The DTSP is the subject of a lawsuit by a local residents group, Huntington Beach Neighbors, which claims that the city violated the Coastal Act by inadequately studying its potential effects on the environment.
Neighbors is concerned with quality of life issues for downtown residents that would be raised by increased commercial densities and tourist traffic called for in the revised plan—adding to the current problems with drunken behavior from visitors to the area’s many alcohol serving establishments.
But the commission’s legal jurisdiction focuses only on beach access for residents and visitors, so it was concerned only with whether the city’s new plan hindered access to the beach area, not if it would make life more miserable for residents tired of excessive traffic and rowdiness outside their homes.
Still, there was some good news for those residents because the commission, skeptical of the assurances of sufficient parking, will require the city to reassess its parking plan after the first 150,000 square feet of development are completed. If parking is deemed inadequate at that time, the city would be required to take other measures to ensure that visitors have adequate access to downtown commercial services and the beach.
The commission would prefer to solve parking problems through any combination of alternative traffic control plans that the city has suggested but has not committed to using rather than by wasting more coastal land for parking lots.
Those alternatives include additional bike lanes and bikeways, additional bike parking, street realignments for more efficient traffic flow, improved access to transit stops, a trolley system and remote parking with shuttle access.
Last summer, the city operated a bike valet program and a shuttle service that traveled between the City Hall parking lot at Yorktown and Main and downtown. The shuttle service is operating again this summer through Labor Day on weekends, as well as every Tuesday for the weekly Surf City Nights street fair.
Weekend and Labor Day operating hours are 10:00 am to 10:00 pm and on Tuesdays the operating hours are from 5:30 pm to 10:00 pm. Parking at City Hall is free and so is the shuttle, which also stops at Main and Orange streets and at Orange and 5th at the Strand.

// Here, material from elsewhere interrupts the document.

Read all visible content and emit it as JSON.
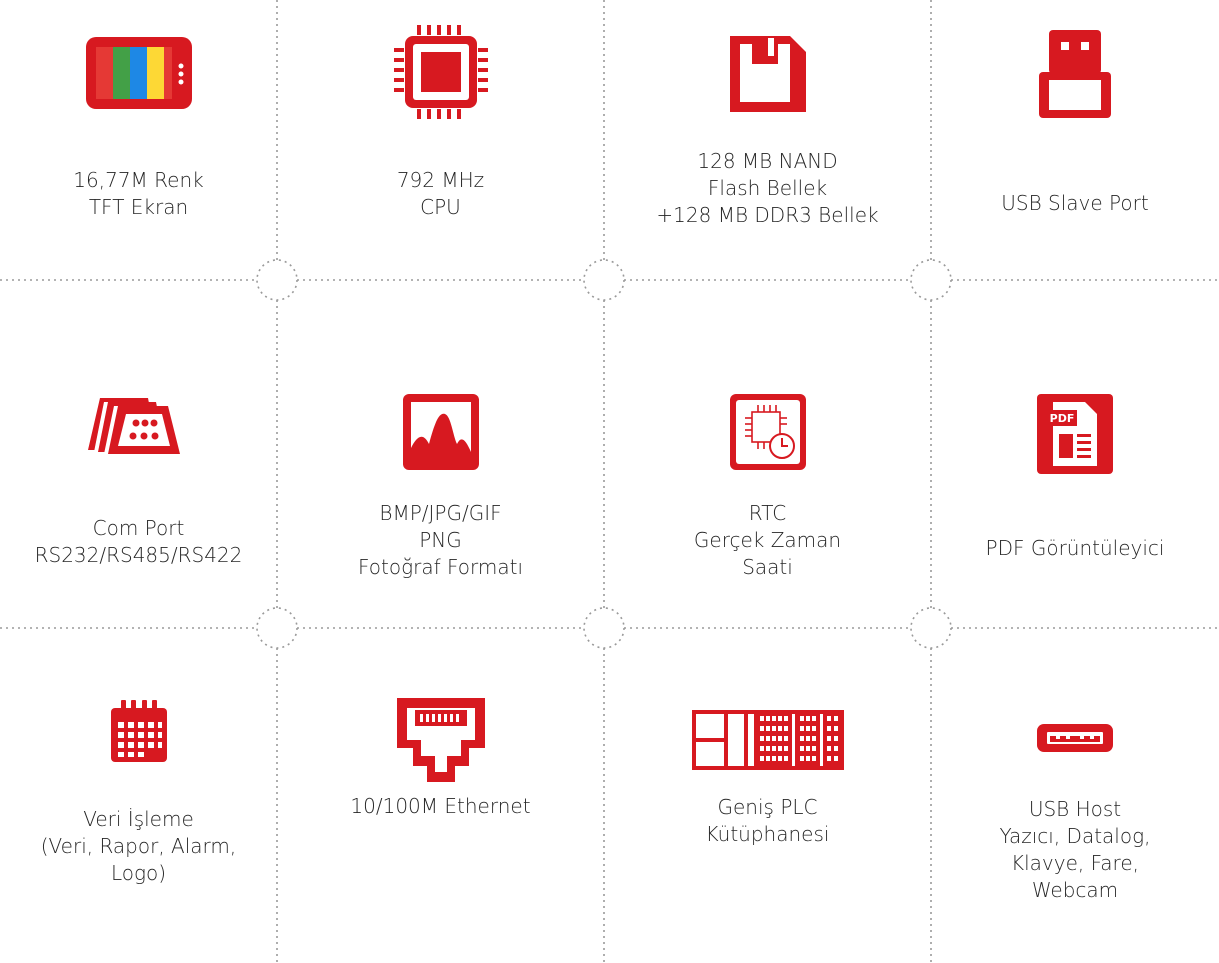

The shuttle runs every 30 minutes.
The only other significant problem with the DTSP that needs to be resolved from the Coastal Commission’s point of view is the city’s current 10 pm to 5 am beach curfew.
Tidelands, submerged lands, and public trust lands cannot be subject to curfews, which means that the city cannot legally stop access to the portion of the pier that extends over the tide nor can it stop people from walking or fishing within 20 feet inward of the tide’s edge. Even beach closure after that point requires a permit that must ensure public access to the tidelands.

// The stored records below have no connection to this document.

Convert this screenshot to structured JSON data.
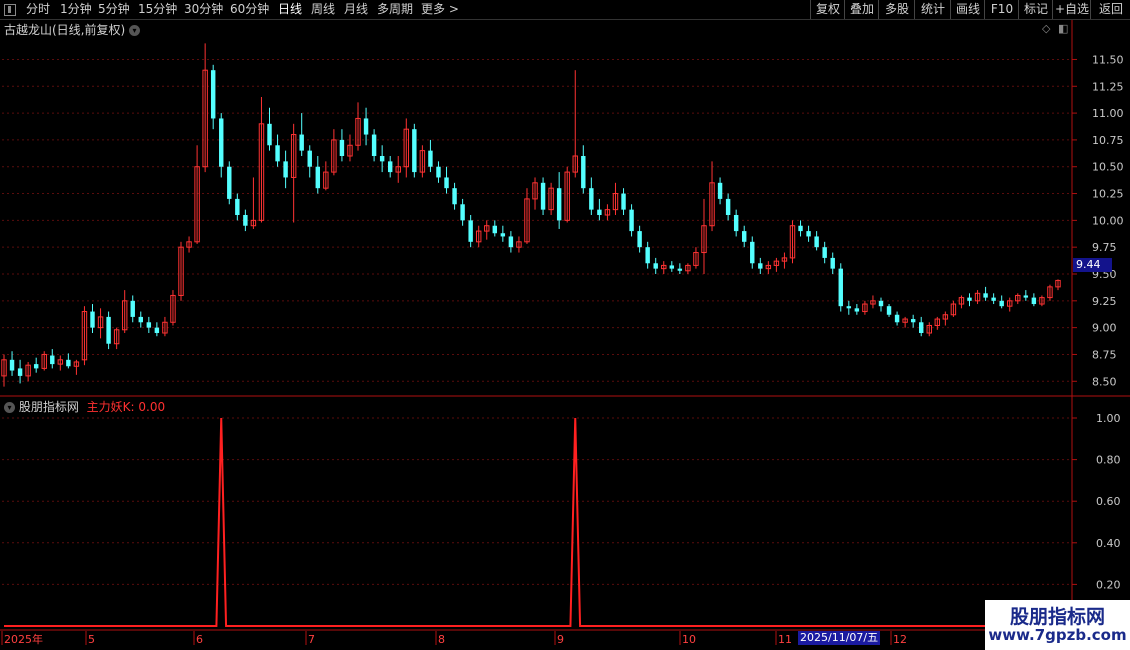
{
  "toolbar": {
    "periods": [
      "分时",
      "1分钟",
      "5分钟",
      "15分钟",
      "30分钟",
      "60分钟",
      "日线",
      "周线",
      "月线",
      "多周期",
      "更多 >"
    ],
    "active_period": "日线",
    "right_buttons": [
      "复权",
      "叠加",
      "多股",
      "统计",
      "画线",
      "F10",
      "标记",
      "+自选",
      "返回"
    ]
  },
  "main_chart": {
    "title": "古越龙山(日线,前复权)",
    "current_price": "9.44",
    "y_ticks": [
      "11.50",
      "11.25",
      "11.00",
      "10.75",
      "10.50",
      "10.25",
      "10.00",
      "9.75",
      "9.50",
      "9.25",
      "9.00",
      "8.75",
      "8.50"
    ]
  },
  "indicator": {
    "name": "股朋指标网",
    "value_label": "主力妖K: 0.00",
    "y_ticks": [
      "1.00",
      "0.80",
      "0.60",
      "0.40",
      "0.20"
    ]
  },
  "date_axis": {
    "labels": [
      "2025年",
      "5",
      "6",
      "7",
      "8",
      "9",
      "10",
      "11",
      "12"
    ],
    "highlight": "2025/11/07/五"
  },
  "watermark": {
    "line1": "股朋指标网",
    "line2": "www.7gpzb.com"
  },
  "colors": {
    "up": "#ff3333",
    "down": "#54ffff",
    "signal": "#ff2020",
    "price_tag_bg": "#13138c"
  },
  "chart_data": {
    "type": "candlestick",
    "ylim": [
      8.4,
      11.7
    ],
    "candles": [
      [
        8.55,
        8.75,
        8.45,
        8.7
      ],
      [
        8.7,
        8.78,
        8.55,
        8.6
      ],
      [
        8.62,
        8.7,
        8.48,
        8.55
      ],
      [
        8.55,
        8.68,
        8.5,
        8.65
      ],
      [
        8.66,
        8.72,
        8.58,
        8.62
      ],
      [
        8.62,
        8.78,
        8.6,
        8.75
      ],
      [
        8.74,
        8.8,
        8.62,
        8.66
      ],
      [
        8.66,
        8.74,
        8.6,
        8.7
      ],
      [
        8.7,
        8.76,
        8.62,
        8.64
      ],
      [
        8.64,
        8.7,
        8.56,
        8.68
      ],
      [
        8.7,
        9.2,
        8.65,
        9.15
      ],
      [
        9.15,
        9.22,
        8.95,
        9.0
      ],
      [
        9.0,
        9.18,
        8.9,
        9.1
      ],
      [
        9.1,
        9.15,
        8.8,
        8.85
      ],
      [
        8.85,
        9.0,
        8.8,
        8.98
      ],
      [
        8.98,
        9.35,
        8.95,
        9.25
      ],
      [
        9.25,
        9.3,
        9.05,
        9.1
      ],
      [
        9.1,
        9.15,
        9.0,
        9.05
      ],
      [
        9.05,
        9.1,
        8.95,
        9.0
      ],
      [
        9.0,
        9.05,
        8.92,
        8.95
      ],
      [
        8.95,
        9.1,
        8.92,
        9.05
      ],
      [
        9.05,
        9.35,
        9.02,
        9.3
      ],
      [
        9.3,
        9.8,
        9.25,
        9.75
      ],
      [
        9.75,
        9.85,
        9.7,
        9.8
      ],
      [
        9.8,
        10.7,
        9.78,
        10.5
      ],
      [
        10.5,
        11.65,
        10.45,
        11.4
      ],
      [
        11.4,
        11.45,
        10.85,
        10.95
      ],
      [
        10.95,
        11.0,
        10.4,
        10.5
      ],
      [
        10.5,
        10.55,
        10.15,
        10.2
      ],
      [
        10.2,
        10.25,
        10.0,
        10.05
      ],
      [
        10.05,
        10.1,
        9.9,
        9.95
      ],
      [
        9.95,
        10.4,
        9.92,
        10.0
      ],
      [
        10.0,
        11.15,
        9.98,
        10.9
      ],
      [
        10.9,
        11.05,
        10.65,
        10.7
      ],
      [
        10.7,
        10.8,
        10.5,
        10.55
      ],
      [
        10.55,
        10.65,
        10.3,
        10.4
      ],
      [
        10.4,
        10.9,
        9.98,
        10.8
      ],
      [
        10.8,
        11.0,
        10.6,
        10.65
      ],
      [
        10.65,
        10.7,
        10.4,
        10.5
      ],
      [
        10.5,
        10.6,
        10.25,
        10.3
      ],
      [
        10.3,
        10.55,
        10.28,
        10.45
      ],
      [
        10.45,
        10.85,
        10.42,
        10.75
      ],
      [
        10.75,
        10.85,
        10.55,
        10.6
      ],
      [
        10.6,
        10.8,
        10.55,
        10.7
      ],
      [
        10.7,
        11.1,
        10.65,
        10.95
      ],
      [
        10.95,
        11.05,
        10.7,
        10.8
      ],
      [
        10.8,
        10.85,
        10.55,
        10.6
      ],
      [
        10.6,
        10.7,
        10.45,
        10.55
      ],
      [
        10.55,
        10.6,
        10.4,
        10.45
      ],
      [
        10.45,
        10.6,
        10.35,
        10.5
      ],
      [
        10.5,
        10.95,
        10.4,
        10.85
      ],
      [
        10.85,
        10.9,
        10.4,
        10.45
      ],
      [
        10.45,
        10.7,
        10.4,
        10.65
      ],
      [
        10.65,
        10.75,
        10.45,
        10.5
      ],
      [
        10.5,
        10.55,
        10.35,
        10.4
      ],
      [
        10.4,
        10.5,
        10.25,
        10.3
      ],
      [
        10.3,
        10.35,
        10.1,
        10.15
      ],
      [
        10.15,
        10.2,
        9.95,
        10.0
      ],
      [
        10.0,
        10.05,
        9.75,
        9.8
      ],
      [
        9.8,
        9.95,
        9.75,
        9.9
      ],
      [
        9.9,
        10.0,
        9.82,
        9.95
      ],
      [
        9.95,
        10.0,
        9.85,
        9.88
      ],
      [
        9.88,
        9.95,
        9.8,
        9.85
      ],
      [
        9.85,
        9.9,
        9.7,
        9.75
      ],
      [
        9.75,
        9.85,
        9.7,
        9.8
      ],
      [
        9.8,
        10.3,
        9.78,
        10.2
      ],
      [
        10.2,
        10.4,
        10.1,
        10.35
      ],
      [
        10.35,
        10.4,
        10.05,
        10.1
      ],
      [
        10.1,
        10.35,
        10.05,
        10.3
      ],
      [
        10.3,
        10.45,
        9.92,
        10.0
      ],
      [
        10.0,
        10.5,
        9.98,
        10.45
      ],
      [
        10.45,
        11.4,
        10.4,
        10.6
      ],
      [
        10.6,
        10.7,
        10.25,
        10.3
      ],
      [
        10.3,
        10.4,
        10.05,
        10.1
      ],
      [
        10.1,
        10.2,
        10.0,
        10.05
      ],
      [
        10.05,
        10.15,
        10.0,
        10.1
      ],
      [
        10.1,
        10.35,
        10.05,
        10.25
      ],
      [
        10.25,
        10.3,
        10.05,
        10.1
      ],
      [
        10.1,
        10.15,
        9.85,
        9.9
      ],
      [
        9.9,
        9.95,
        9.7,
        9.75
      ],
      [
        9.75,
        9.8,
        9.55,
        9.6
      ],
      [
        9.6,
        9.65,
        9.5,
        9.55
      ],
      [
        9.55,
        9.62,
        9.5,
        9.58
      ],
      [
        9.58,
        9.62,
        9.52,
        9.55
      ],
      [
        9.55,
        9.6,
        9.5,
        9.53
      ],
      [
        9.53,
        9.6,
        9.5,
        9.58
      ],
      [
        9.58,
        9.75,
        9.55,
        9.7
      ],
      [
        9.7,
        10.2,
        9.5,
        9.95
      ],
      [
        9.95,
        10.55,
        9.9,
        10.35
      ],
      [
        10.35,
        10.4,
        10.15,
        10.2
      ],
      [
        10.2,
        10.25,
        10.0,
        10.05
      ],
      [
        10.05,
        10.1,
        9.85,
        9.9
      ],
      [
        9.9,
        9.95,
        9.75,
        9.8
      ],
      [
        9.8,
        9.85,
        9.55,
        9.6
      ],
      [
        9.6,
        9.65,
        9.5,
        9.55
      ],
      [
        9.55,
        9.62,
        9.5,
        9.58
      ],
      [
        9.58,
        9.65,
        9.52,
        9.62
      ],
      [
        9.62,
        9.7,
        9.55,
        9.65
      ],
      [
        9.65,
        10.0,
        9.6,
        9.95
      ],
      [
        9.95,
        10.0,
        9.85,
        9.9
      ],
      [
        9.9,
        9.95,
        9.8,
        9.85
      ],
      [
        9.85,
        9.9,
        9.72,
        9.75
      ],
      [
        9.75,
        9.8,
        9.6,
        9.65
      ],
      [
        9.65,
        9.7,
        9.5,
        9.55
      ],
      [
        9.55,
        9.6,
        9.15,
        9.2
      ],
      [
        9.2,
        9.25,
        9.12,
        9.18
      ],
      [
        9.18,
        9.22,
        9.12,
        9.15
      ],
      [
        9.15,
        9.25,
        9.12,
        9.22
      ],
      [
        9.22,
        9.3,
        9.18,
        9.25
      ],
      [
        9.25,
        9.28,
        9.15,
        9.2
      ],
      [
        9.2,
        9.22,
        9.1,
        9.12
      ],
      [
        9.12,
        9.15,
        9.02,
        9.05
      ],
      [
        9.05,
        9.1,
        9.0,
        9.08
      ],
      [
        9.08,
        9.12,
        9.0,
        9.05
      ],
      [
        9.05,
        9.1,
        8.92,
        8.95
      ],
      [
        8.95,
        9.05,
        8.92,
        9.02
      ],
      [
        9.02,
        9.1,
        8.98,
        9.08
      ],
      [
        9.08,
        9.15,
        9.02,
        9.12
      ],
      [
        9.12,
        9.25,
        9.1,
        9.22
      ],
      [
        9.22,
        9.3,
        9.18,
        9.28
      ],
      [
        9.28,
        9.32,
        9.2,
        9.25
      ],
      [
        9.25,
        9.35,
        9.22,
        9.32
      ],
      [
        9.32,
        9.38,
        9.25,
        9.28
      ],
      [
        9.28,
        9.32,
        9.22,
        9.25
      ],
      [
        9.25,
        9.3,
        9.18,
        9.2
      ],
      [
        9.2,
        9.28,
        9.15,
        9.25
      ],
      [
        9.25,
        9.32,
        9.22,
        9.3
      ],
      [
        9.3,
        9.35,
        9.25,
        9.28
      ],
      [
        9.28,
        9.32,
        9.2,
        9.22
      ],
      [
        9.22,
        9.3,
        9.2,
        9.28
      ],
      [
        9.28,
        9.4,
        9.25,
        9.38
      ],
      [
        9.38,
        9.45,
        9.35,
        9.44
      ]
    ],
    "signal_spikes": [
      {
        "candle_index": 27,
        "value": 1.0
      },
      {
        "candle_index": 71,
        "value": 1.0
      }
    ]
  }
}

City officials said they are concerned that ending the curfew would present public safety problems and make it harder to keep the city’s beaches clean. But commission staff said that the problem is solvable—as it proved to be in Laguna Beach—and an expected arrangement is in the works with the city that would presumably ensure a balance between required coastal access and public safety.